▸ **What is required**
Determine how many lines below include the string "bottom". Reply with the number only.
======
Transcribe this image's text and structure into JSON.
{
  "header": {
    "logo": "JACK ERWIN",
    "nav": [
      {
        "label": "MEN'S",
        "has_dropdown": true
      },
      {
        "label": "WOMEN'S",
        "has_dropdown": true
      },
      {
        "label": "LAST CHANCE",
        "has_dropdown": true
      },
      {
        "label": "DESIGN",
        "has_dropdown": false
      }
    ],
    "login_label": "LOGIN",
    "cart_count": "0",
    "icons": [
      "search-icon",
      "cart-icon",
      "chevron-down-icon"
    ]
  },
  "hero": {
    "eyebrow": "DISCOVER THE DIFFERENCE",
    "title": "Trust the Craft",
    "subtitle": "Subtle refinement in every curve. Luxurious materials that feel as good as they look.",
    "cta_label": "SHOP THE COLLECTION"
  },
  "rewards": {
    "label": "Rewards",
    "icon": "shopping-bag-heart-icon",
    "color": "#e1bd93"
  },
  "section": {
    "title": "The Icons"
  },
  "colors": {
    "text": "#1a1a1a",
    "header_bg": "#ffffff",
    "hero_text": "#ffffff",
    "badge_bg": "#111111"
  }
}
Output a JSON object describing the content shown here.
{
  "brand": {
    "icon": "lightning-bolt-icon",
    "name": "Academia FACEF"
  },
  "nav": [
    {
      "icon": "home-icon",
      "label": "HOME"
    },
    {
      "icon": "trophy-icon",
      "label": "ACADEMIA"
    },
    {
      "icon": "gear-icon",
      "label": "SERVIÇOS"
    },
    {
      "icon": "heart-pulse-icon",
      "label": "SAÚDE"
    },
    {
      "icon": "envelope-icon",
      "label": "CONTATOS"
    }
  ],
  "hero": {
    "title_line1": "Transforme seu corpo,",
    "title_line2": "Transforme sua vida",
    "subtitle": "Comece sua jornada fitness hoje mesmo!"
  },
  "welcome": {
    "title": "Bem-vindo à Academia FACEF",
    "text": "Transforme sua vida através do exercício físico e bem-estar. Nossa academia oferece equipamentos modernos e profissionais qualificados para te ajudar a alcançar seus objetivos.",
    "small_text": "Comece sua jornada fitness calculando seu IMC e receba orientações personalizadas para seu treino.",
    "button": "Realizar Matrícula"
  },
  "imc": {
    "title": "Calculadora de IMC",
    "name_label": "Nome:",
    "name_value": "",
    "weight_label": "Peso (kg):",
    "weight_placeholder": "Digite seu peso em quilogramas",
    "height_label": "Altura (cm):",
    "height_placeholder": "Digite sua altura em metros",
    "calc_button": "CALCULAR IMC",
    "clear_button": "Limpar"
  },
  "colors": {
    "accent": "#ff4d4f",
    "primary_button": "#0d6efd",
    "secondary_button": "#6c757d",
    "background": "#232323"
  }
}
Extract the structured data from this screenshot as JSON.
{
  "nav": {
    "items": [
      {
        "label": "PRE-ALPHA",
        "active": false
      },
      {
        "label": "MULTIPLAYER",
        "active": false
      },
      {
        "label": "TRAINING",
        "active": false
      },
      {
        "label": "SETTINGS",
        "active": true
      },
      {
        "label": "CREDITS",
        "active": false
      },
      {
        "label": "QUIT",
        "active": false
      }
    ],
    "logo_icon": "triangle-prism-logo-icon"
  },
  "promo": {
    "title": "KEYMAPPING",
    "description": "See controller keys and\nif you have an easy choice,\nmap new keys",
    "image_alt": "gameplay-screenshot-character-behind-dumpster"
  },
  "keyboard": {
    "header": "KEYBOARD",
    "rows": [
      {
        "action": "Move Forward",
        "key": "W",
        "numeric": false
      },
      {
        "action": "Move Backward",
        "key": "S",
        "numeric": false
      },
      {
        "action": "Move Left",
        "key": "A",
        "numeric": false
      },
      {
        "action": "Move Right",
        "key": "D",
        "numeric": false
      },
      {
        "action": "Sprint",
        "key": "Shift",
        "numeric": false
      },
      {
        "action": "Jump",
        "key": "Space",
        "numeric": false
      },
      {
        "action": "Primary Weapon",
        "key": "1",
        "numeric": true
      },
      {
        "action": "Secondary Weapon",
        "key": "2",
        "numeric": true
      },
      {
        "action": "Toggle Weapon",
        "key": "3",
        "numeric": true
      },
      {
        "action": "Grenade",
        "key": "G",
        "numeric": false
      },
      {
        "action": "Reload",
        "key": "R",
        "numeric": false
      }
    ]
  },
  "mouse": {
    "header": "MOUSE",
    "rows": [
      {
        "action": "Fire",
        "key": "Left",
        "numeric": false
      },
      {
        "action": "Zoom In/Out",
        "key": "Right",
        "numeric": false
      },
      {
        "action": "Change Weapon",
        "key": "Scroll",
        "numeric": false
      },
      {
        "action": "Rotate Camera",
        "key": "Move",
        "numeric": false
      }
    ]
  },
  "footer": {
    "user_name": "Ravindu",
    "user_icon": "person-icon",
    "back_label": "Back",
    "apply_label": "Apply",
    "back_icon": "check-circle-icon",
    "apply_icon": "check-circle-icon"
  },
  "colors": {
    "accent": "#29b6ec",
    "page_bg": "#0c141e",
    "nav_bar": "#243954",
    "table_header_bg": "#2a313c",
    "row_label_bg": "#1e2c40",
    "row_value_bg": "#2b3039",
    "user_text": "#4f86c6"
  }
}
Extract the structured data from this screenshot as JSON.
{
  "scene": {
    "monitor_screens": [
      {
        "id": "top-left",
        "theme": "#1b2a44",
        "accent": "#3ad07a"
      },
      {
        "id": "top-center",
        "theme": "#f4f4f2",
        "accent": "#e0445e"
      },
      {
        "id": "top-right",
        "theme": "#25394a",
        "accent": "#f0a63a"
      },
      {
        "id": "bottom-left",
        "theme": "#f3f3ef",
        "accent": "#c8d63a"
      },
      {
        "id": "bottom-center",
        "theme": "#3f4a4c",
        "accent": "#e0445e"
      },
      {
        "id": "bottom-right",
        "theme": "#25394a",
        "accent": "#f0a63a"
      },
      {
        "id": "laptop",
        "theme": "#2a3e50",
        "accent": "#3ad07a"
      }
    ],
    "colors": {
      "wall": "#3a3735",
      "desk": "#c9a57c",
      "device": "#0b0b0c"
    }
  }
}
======
▸ **Reply to the task**
3